I discovered an unexpected perk to our business model on Sunday. For the first time in a few months, I wasn't selling bikes. Dave and I spent some time at a local CX race on Saturday for some last-minute baby-kissing and glad-handing, but mostly we were there to talk to our customers and the teams we're working with next year, and to see a pair of our RFSWs make their maiden game day voyage in a CX race. Sunday we switched to "off", and both of us exhaled for the first time since late August I think.
Every other brand out there - whether they're selling direct or through retail - has to be out selling all the time. Every day is a chance to close deals and put product into customers' hands. I've been in that situation myself. We all have, in fact - it's how business gets done in almost every industry.

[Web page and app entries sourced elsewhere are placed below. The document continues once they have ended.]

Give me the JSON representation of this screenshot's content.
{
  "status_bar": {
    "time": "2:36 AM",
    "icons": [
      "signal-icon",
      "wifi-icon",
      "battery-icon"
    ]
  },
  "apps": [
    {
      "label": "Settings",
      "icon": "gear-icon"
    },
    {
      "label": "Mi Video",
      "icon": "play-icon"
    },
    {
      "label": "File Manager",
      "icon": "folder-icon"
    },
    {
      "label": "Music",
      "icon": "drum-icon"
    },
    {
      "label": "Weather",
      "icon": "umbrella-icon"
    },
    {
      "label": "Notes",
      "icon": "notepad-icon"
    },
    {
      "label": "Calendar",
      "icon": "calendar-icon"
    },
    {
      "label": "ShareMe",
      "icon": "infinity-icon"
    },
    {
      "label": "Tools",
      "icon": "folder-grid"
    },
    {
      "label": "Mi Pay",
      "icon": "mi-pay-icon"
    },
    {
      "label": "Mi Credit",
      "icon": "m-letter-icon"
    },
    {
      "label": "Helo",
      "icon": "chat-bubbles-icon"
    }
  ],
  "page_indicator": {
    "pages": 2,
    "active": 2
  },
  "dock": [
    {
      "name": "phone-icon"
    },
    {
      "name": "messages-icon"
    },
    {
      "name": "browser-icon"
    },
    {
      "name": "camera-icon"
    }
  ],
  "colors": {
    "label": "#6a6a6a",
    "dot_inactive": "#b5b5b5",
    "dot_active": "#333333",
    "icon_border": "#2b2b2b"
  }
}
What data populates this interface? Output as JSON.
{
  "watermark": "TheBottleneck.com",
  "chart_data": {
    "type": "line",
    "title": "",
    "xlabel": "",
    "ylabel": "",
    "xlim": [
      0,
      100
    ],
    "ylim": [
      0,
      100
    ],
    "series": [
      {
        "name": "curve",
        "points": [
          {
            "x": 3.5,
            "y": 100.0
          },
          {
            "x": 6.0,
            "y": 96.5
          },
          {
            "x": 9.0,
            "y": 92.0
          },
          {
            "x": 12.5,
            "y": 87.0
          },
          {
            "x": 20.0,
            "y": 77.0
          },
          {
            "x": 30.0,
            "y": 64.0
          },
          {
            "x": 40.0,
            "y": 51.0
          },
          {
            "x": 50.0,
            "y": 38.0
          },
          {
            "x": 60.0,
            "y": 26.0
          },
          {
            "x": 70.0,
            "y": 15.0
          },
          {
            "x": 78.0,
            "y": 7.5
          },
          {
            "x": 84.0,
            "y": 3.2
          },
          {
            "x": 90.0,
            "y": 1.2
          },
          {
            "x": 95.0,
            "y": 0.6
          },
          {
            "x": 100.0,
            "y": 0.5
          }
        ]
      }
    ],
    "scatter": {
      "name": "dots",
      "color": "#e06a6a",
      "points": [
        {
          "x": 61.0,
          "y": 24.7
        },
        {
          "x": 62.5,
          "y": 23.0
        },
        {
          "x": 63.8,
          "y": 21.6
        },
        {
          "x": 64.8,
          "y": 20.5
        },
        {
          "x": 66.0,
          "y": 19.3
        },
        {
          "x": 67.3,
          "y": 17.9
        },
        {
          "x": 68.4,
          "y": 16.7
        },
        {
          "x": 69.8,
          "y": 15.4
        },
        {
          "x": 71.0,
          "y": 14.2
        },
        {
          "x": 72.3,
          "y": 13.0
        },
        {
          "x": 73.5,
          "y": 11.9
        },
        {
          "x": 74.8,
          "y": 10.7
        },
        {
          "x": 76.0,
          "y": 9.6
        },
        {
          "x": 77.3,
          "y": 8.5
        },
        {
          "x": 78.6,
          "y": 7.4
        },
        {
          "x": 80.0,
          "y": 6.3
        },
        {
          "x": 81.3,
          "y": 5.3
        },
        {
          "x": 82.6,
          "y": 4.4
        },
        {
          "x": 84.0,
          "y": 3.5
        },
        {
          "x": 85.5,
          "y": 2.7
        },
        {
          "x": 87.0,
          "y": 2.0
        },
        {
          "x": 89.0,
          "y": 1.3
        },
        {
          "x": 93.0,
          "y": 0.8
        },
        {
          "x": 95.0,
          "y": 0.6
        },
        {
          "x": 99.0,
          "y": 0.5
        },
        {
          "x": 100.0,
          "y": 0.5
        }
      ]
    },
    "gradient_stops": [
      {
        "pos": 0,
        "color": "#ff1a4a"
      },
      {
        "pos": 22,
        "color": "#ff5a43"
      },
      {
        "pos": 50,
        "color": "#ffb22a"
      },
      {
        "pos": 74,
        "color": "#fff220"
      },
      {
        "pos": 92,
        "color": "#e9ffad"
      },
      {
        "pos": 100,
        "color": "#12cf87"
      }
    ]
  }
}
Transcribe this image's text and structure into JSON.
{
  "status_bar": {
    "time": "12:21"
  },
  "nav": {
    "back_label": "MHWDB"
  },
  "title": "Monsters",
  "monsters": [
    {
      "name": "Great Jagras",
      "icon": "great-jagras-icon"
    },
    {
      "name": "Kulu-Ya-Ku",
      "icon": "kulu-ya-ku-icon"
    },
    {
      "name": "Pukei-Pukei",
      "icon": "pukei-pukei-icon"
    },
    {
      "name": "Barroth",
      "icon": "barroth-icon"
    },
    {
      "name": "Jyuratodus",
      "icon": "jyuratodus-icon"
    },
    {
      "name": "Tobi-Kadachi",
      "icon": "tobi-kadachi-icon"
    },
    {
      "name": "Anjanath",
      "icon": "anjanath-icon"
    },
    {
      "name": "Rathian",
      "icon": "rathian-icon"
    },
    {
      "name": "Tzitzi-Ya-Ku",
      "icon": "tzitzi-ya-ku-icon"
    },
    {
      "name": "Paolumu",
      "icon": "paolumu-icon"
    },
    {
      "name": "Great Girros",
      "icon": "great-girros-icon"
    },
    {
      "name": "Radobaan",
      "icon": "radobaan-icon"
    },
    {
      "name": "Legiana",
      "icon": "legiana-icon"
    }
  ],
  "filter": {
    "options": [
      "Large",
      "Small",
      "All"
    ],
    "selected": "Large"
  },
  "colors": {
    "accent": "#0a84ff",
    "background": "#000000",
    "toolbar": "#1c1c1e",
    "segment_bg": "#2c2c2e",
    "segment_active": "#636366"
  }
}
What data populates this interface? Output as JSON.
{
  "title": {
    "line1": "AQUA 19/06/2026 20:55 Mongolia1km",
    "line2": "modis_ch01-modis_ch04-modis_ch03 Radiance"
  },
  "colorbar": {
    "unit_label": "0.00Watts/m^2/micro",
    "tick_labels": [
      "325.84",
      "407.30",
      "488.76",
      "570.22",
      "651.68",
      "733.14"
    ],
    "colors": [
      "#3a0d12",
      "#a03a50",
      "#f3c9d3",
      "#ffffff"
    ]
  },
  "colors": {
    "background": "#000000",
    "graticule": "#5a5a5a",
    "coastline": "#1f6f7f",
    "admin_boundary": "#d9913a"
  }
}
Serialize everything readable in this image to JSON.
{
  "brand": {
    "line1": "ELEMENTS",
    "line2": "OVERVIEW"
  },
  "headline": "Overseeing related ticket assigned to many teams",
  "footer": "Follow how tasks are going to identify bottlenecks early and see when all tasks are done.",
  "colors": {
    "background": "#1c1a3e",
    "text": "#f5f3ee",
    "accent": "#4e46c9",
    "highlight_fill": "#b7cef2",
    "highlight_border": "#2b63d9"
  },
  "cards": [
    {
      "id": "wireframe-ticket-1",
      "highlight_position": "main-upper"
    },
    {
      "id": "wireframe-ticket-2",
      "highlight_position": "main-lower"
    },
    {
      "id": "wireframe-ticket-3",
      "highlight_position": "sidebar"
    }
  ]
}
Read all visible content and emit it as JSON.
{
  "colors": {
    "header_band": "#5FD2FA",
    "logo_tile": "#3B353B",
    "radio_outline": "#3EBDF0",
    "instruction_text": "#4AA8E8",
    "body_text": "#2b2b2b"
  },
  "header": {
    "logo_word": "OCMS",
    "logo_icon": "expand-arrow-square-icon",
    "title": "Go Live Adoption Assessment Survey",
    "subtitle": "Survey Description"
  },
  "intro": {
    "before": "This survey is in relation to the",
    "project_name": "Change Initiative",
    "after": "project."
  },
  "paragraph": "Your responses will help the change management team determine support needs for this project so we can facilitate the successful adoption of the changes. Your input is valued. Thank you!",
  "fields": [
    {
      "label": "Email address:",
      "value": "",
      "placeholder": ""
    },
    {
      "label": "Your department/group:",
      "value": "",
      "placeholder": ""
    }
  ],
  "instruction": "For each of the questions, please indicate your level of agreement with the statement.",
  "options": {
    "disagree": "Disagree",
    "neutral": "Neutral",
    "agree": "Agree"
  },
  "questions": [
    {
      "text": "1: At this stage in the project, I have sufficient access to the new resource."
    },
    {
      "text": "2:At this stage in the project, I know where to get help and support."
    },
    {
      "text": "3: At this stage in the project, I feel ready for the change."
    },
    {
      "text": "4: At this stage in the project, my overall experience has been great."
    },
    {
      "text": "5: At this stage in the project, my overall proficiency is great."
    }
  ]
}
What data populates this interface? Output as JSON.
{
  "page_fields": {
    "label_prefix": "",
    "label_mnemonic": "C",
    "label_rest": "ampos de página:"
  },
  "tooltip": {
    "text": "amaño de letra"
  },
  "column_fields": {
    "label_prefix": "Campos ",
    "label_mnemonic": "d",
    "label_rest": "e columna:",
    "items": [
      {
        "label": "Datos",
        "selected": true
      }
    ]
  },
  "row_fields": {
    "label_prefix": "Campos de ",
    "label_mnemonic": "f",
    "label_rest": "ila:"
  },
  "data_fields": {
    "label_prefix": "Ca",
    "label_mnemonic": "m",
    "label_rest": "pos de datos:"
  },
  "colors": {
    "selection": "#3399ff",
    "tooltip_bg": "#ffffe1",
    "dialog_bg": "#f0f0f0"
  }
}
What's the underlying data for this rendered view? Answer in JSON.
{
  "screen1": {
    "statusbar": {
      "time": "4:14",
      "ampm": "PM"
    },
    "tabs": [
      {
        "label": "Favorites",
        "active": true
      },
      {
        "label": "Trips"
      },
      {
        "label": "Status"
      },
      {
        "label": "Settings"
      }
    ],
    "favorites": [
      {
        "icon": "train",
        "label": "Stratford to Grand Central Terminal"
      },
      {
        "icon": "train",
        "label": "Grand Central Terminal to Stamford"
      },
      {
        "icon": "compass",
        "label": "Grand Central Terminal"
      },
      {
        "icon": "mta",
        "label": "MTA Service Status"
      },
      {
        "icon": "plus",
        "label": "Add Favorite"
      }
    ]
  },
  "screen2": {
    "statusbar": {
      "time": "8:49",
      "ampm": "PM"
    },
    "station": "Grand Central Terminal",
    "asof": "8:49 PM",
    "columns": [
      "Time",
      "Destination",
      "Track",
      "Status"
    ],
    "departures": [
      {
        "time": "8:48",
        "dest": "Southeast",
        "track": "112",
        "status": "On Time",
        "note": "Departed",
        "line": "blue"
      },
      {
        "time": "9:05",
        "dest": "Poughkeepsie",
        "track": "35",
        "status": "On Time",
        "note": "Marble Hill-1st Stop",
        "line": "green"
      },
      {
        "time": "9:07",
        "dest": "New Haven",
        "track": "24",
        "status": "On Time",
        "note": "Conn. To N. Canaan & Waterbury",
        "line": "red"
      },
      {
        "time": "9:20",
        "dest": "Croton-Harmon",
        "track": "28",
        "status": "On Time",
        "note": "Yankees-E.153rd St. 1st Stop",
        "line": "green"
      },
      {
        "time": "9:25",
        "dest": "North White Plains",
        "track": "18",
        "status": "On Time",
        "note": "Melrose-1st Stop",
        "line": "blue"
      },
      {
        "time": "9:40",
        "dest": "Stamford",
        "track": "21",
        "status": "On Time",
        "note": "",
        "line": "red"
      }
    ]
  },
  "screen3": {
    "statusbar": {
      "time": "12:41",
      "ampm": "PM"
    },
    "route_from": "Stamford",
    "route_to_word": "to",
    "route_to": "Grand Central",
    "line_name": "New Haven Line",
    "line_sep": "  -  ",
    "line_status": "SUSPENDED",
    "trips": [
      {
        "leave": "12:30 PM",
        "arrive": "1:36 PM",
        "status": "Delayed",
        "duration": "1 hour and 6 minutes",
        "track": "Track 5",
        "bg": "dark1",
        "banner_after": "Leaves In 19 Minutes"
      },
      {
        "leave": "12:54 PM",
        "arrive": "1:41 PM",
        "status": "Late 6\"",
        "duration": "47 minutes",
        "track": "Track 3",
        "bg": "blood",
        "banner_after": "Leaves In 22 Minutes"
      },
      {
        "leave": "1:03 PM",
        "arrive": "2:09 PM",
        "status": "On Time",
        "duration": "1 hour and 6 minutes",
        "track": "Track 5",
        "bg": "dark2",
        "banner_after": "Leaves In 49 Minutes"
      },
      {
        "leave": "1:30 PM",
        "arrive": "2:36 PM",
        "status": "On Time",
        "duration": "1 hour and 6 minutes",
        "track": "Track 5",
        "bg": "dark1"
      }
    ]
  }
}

But our seasonal selling model doesn't require us to be on all the time. You see the metaphor coming, right? If you race on the road, exactly how fast are you right now? "Not very" is my guess. You take a few months off to lay the groundwork and recover, and you come back in the spring even faster. On a micro level, even soft pedaling for a week at the end of a 3-week training block allows you to springboard to new heights. A teammate of mine bruised the bejeezus out of his ribs at a cross race a few weeks back and had to throttle back for longer than he wanted. The result? He hit the podium twice this past weekend, and is going faster than ever with the State Champs next on the schedule.
Peaks and valleys, man. They're the secret to racing performance. I realize now they're the secret to a lot more. When November is on, we can operate with an intensity that would be simply impossible if we tried to keep it up year-round. That doesn't just mean we can make more noise in the marketplace and write more of these blog entries. It means also we can more readily respond to our customers' requests, helping them get the product they want and feel confident with their purchases. Practically speaking, it means we made the time to get to CX races and group rides, and demo our bikes at a moment's notice, even with enough energy to be hospitable. And that intensity allowed us to introduce the new Side Of Beef build for our RFSWs and collect tons of input on a CX frame at the same time. The past month and a half have been positively consuming - as much so as any block of training and racing leading up to my A races. If I didn't know there was a recovery period afterwards, the intensity would have flagged and we wouldn't have moved as far as we did.
As for our own soft-pedaling, it's not happening just yet. We're finalizing our order details with our suppliers right now (I'm typing this while I await a response from our agent in Taiwan about decal art specs), and later today I'll kick off the first round of benefits with our sponsored teams. Dave moves straight into cross-training, taking the lead on lining up CX frame samples for scrutinizing and testing and also on an expanded wheelset line for 2011. But the fervor has mercifully waned, giving us a chance to step back and look strategically at the business, instead of operating with the short-view rapid responsiveness day-to-day selling businesses often fall into. It's better this way. Other industries should try it.